That means human crews, for a host of reasons. Obviously they’ll be kept to the minimum, but I can’t see Lloyds’ providing insurance on something without a human backup. They won’t be flying the ship, but they’ll be fixing it - and fixing dinner at the same time. Say a six-man crew, something on the order of the Nautilus-X design that someone at NASA came up with a few years ago - an interplanetary spaceship with a $3.5 billion price tag. Figure it will drop when you build more than one, so $2 billion is probably better.

That’s a lot of money. Not that it will necessarily cost that much. Say NASA buys three of them for $9 billion in 2030, to support its Mars mission plans. When they are over, these are now surplus, and are sold at auction - with part of the deal a commitment to resupply Mars Base and the new Venus Station. Well, they won’t make $9 billion. More like half that - so $4.5 billion for three. That sounds a bit better. Pan Galactic gets going, but face competition from their rivals in Cosmoflot, and after a few years, go out of business. Their assets are sold at auction. Again. This is now, say, 2042.

The auction will not include any contracts; NASA is buying services from Cosmoflot, but the companies working near-Earth asteroids want cargo ships to bring platinum back to LEO, as well as exchange crews, and enough people know that to provide some interest. Now the ships go to three different owners, at $500 million each. See how this works? By the time they’ve been in service for a while, the last owner might have only paid $100 million, and that’s about the cost of a supertanker today. The second-hand spaceship market. Naturally, there will be newer, flasher ships with better drive units - but these are still perfectly good for the job, and economical to boot. Will private companies build spaceships? Probably not, but they’ll buy them used from governments, who will make it clear that this is a good ‘pro-business’ strategy. Heck, there was an abortive attempt to buy a Space Shuttle as its operations were winding down. It doesn’t take much imagination to see this working.

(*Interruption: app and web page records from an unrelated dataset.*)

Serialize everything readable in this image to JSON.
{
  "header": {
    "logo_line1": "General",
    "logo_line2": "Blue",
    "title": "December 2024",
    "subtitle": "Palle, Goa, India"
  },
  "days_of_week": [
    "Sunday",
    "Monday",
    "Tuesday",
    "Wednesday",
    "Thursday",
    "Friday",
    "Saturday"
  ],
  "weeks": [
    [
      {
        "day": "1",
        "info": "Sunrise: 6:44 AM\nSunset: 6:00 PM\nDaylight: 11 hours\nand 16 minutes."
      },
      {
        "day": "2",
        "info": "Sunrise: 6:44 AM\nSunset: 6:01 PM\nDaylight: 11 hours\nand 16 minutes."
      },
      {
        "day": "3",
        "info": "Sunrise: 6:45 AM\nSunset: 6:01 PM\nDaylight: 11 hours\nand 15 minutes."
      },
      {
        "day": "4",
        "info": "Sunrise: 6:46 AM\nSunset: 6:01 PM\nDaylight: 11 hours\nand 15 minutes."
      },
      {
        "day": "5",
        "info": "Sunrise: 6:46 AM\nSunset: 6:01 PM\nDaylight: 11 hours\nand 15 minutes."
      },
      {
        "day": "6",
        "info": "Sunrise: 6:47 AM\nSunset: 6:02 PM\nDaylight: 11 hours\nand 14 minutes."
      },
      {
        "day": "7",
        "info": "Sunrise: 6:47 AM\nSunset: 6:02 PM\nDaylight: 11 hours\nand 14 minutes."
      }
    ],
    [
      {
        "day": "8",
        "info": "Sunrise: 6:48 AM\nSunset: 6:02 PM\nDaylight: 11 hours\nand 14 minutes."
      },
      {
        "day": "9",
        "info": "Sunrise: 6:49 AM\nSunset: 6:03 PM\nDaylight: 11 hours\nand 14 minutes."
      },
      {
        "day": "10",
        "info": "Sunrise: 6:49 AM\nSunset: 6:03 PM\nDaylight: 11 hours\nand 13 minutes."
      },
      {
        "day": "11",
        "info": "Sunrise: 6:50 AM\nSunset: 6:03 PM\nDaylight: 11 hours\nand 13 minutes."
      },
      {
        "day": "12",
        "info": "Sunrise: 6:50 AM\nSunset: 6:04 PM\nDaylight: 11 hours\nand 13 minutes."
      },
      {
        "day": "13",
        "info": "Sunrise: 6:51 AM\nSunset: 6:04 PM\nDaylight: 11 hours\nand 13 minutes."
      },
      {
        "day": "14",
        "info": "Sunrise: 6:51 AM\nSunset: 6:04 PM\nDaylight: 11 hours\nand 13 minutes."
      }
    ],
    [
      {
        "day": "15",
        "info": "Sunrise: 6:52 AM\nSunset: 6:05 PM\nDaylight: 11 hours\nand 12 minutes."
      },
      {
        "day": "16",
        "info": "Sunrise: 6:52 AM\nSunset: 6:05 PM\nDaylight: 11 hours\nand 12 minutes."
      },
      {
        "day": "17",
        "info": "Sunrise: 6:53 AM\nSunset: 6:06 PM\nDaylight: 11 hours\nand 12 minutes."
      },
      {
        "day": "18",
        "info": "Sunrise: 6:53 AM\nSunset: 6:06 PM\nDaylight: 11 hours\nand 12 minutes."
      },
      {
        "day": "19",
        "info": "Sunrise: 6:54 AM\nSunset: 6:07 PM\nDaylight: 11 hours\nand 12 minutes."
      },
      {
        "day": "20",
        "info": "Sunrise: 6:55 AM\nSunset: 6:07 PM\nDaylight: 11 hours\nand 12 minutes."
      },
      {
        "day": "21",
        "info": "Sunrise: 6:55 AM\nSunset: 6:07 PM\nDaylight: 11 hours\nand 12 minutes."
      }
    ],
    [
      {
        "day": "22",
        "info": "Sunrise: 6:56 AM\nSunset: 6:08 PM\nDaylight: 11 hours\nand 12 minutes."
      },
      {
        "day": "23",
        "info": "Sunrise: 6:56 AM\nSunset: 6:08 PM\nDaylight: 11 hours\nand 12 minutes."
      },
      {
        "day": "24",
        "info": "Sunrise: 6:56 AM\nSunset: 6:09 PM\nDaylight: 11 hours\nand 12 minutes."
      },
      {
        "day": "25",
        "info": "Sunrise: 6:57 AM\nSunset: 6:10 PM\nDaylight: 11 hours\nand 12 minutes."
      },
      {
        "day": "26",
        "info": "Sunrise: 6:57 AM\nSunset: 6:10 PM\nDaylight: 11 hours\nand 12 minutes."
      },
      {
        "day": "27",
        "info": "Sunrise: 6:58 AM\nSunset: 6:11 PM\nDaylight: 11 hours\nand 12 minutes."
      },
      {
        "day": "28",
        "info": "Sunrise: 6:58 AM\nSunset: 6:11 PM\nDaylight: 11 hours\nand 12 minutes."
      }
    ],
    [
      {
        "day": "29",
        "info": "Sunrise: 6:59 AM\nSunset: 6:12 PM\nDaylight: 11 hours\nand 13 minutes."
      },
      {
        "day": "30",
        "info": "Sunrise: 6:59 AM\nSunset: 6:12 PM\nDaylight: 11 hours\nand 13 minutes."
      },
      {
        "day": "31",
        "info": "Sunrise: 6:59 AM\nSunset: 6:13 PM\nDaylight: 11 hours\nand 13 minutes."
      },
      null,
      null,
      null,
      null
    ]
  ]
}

So what we have here is a series of companies fighting for survival and dominance in a tough market, but one that is opening up and building year on year as dependence on space resources increases. Reliance on government contracts to support bases on Luna and Mars helps kickstart this, but there are private operations as well to add extra fun. Lots of little trading corporations trying to make a living by pushing out their competitors. That sounds like a pretty interesting universe for stories to me; I think I can get a nice number of novels out of the setting.

No comments:

Post a Comment